_Task_.
Check each line of the material below for the string "JSON" and reply with how many have it, nothing more.

_Provided data_.
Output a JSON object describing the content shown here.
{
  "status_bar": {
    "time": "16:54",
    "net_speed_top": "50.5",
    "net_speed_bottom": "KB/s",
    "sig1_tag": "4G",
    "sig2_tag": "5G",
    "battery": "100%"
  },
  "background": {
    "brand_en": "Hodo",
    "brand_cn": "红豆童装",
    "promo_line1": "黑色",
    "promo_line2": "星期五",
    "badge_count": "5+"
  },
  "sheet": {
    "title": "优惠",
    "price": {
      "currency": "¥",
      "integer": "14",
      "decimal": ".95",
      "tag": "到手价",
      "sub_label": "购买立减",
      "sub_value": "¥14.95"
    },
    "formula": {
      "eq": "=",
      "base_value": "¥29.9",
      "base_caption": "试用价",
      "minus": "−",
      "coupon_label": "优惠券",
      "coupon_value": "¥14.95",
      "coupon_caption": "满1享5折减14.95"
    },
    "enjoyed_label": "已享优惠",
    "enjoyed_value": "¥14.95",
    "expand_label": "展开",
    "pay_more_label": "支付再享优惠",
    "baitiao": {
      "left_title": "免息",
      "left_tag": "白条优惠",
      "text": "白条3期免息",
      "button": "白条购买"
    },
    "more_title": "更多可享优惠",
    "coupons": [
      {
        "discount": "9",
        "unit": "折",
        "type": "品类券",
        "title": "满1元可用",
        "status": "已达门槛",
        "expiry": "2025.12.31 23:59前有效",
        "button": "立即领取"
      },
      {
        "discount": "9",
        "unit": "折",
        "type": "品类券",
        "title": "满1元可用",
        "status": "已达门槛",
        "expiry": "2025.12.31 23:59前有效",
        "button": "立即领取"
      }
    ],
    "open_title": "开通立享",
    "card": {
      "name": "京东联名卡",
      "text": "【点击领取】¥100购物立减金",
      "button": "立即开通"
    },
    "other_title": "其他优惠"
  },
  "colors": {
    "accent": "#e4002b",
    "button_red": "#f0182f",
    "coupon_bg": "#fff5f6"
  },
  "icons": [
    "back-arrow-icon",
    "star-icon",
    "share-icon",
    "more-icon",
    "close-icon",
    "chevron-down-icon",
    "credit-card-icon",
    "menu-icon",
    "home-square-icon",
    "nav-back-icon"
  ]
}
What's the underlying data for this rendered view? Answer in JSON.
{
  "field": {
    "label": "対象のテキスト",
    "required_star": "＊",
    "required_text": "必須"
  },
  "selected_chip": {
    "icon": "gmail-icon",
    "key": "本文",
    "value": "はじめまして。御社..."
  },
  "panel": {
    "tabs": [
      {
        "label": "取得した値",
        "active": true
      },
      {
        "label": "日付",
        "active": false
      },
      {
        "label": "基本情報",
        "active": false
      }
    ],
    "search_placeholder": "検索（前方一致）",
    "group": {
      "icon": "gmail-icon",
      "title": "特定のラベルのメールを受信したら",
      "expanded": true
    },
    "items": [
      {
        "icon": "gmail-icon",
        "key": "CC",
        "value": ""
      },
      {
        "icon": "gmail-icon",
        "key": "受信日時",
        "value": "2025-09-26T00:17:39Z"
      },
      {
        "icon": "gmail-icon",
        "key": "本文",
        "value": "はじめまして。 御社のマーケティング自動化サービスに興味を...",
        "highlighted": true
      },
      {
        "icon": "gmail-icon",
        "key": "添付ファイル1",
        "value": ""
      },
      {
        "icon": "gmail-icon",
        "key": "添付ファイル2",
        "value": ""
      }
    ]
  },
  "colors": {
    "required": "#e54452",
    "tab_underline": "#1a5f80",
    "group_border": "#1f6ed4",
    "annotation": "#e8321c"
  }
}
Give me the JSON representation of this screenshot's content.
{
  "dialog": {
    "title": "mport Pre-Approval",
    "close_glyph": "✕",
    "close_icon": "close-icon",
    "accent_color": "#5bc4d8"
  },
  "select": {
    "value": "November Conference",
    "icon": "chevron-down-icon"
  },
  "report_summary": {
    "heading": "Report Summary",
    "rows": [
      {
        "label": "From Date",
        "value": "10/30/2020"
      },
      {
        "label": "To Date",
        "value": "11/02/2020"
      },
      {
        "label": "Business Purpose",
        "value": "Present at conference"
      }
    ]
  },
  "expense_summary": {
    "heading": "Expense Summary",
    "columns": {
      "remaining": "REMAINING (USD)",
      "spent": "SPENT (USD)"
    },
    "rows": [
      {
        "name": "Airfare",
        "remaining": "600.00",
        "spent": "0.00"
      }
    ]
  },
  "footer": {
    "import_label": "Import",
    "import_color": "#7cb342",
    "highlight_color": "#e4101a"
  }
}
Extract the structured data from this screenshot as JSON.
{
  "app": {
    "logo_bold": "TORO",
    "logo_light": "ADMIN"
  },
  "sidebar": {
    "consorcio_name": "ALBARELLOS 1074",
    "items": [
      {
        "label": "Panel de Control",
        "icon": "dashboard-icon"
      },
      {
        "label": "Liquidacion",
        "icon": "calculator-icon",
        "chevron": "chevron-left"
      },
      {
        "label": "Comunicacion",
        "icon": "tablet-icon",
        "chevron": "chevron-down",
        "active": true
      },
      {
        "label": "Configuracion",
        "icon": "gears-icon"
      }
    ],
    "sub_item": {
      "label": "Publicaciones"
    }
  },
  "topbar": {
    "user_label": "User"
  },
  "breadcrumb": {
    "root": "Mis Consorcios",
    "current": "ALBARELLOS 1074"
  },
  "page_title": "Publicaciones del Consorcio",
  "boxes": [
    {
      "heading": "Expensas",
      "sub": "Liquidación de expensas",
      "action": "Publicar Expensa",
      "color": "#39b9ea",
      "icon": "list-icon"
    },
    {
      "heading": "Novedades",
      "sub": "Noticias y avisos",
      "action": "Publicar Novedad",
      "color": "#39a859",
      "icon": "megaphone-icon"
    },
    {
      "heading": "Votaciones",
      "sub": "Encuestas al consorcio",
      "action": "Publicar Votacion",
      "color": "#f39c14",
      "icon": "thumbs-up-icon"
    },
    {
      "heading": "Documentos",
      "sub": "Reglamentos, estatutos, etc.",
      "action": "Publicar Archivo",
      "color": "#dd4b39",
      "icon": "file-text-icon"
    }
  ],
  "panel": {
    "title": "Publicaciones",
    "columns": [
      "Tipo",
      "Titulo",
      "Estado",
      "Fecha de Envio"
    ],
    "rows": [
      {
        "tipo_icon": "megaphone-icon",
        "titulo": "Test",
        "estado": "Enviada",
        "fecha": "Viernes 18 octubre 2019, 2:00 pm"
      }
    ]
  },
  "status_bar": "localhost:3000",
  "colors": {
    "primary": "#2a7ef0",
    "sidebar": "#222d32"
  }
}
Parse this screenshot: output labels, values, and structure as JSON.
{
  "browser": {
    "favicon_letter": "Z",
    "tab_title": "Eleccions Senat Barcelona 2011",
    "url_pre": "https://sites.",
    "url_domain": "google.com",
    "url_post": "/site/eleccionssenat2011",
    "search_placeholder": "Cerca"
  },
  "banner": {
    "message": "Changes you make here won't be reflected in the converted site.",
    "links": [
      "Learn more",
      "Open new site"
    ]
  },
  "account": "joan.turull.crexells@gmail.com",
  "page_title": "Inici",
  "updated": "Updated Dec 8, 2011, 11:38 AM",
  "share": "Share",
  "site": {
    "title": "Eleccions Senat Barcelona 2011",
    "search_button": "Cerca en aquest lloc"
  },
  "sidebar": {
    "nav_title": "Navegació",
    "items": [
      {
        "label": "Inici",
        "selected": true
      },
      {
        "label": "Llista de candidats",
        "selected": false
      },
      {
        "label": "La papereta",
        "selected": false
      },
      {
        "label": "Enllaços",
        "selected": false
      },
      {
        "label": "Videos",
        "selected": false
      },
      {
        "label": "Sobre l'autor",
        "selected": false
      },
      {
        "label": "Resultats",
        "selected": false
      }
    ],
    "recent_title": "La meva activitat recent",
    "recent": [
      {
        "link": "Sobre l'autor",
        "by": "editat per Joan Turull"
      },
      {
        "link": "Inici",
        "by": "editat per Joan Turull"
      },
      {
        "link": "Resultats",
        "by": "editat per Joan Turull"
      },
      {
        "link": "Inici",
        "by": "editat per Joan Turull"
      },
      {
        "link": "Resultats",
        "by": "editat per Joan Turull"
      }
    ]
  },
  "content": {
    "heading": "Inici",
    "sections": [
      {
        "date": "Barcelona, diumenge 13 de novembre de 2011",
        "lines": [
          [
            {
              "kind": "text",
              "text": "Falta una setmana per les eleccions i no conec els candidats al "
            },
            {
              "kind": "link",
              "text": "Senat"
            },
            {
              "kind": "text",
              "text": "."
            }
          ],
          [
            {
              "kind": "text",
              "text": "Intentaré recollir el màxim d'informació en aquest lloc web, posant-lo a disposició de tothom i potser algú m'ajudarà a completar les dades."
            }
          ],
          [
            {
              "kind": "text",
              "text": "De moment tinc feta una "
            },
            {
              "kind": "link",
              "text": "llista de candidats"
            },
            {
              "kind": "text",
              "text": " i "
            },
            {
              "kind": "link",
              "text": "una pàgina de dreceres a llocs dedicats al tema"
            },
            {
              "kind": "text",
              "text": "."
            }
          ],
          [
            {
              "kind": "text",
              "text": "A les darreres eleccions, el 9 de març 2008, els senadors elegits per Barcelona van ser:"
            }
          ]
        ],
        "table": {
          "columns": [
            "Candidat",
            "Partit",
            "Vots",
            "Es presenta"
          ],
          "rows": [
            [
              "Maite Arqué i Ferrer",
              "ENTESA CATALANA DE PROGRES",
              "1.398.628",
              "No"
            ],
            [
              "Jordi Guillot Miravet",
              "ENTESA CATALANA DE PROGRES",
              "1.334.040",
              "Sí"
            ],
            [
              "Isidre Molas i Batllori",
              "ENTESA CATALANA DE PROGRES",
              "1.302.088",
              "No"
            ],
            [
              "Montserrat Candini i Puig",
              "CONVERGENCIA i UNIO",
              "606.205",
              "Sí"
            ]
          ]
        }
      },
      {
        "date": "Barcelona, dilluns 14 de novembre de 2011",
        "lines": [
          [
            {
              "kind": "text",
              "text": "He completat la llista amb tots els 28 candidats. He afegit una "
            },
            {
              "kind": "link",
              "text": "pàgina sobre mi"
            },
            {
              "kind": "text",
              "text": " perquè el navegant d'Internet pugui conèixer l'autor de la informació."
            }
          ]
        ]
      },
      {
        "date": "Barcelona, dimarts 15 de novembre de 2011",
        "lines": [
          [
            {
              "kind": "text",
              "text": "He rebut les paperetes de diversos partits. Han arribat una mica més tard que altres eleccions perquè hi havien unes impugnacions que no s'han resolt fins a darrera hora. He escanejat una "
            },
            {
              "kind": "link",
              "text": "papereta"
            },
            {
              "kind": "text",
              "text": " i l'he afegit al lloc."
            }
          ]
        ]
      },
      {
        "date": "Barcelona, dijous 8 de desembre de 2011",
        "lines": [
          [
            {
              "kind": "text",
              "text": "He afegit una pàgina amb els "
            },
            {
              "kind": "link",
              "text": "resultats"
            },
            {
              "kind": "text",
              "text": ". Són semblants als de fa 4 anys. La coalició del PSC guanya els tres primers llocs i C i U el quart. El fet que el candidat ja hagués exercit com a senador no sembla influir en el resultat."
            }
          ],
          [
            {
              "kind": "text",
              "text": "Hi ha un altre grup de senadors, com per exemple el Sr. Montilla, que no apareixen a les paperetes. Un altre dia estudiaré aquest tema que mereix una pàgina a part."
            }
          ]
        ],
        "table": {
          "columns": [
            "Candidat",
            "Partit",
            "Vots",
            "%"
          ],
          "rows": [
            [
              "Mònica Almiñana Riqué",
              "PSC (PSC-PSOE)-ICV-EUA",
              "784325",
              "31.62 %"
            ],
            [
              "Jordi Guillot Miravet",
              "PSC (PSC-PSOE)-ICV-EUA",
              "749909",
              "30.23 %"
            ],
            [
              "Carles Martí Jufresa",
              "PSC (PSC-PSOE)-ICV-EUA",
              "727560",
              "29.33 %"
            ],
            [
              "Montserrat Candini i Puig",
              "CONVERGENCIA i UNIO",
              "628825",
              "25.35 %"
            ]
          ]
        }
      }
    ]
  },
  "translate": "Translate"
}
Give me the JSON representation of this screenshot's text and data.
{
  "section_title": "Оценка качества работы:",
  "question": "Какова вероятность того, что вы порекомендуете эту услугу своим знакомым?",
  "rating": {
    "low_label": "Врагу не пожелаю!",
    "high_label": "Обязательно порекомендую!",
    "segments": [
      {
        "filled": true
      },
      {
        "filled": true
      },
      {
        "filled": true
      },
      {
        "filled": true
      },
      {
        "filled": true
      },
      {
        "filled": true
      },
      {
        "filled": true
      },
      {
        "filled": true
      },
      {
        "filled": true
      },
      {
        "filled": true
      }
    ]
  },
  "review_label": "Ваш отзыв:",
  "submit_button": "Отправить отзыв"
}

_Answer to the problem_.
6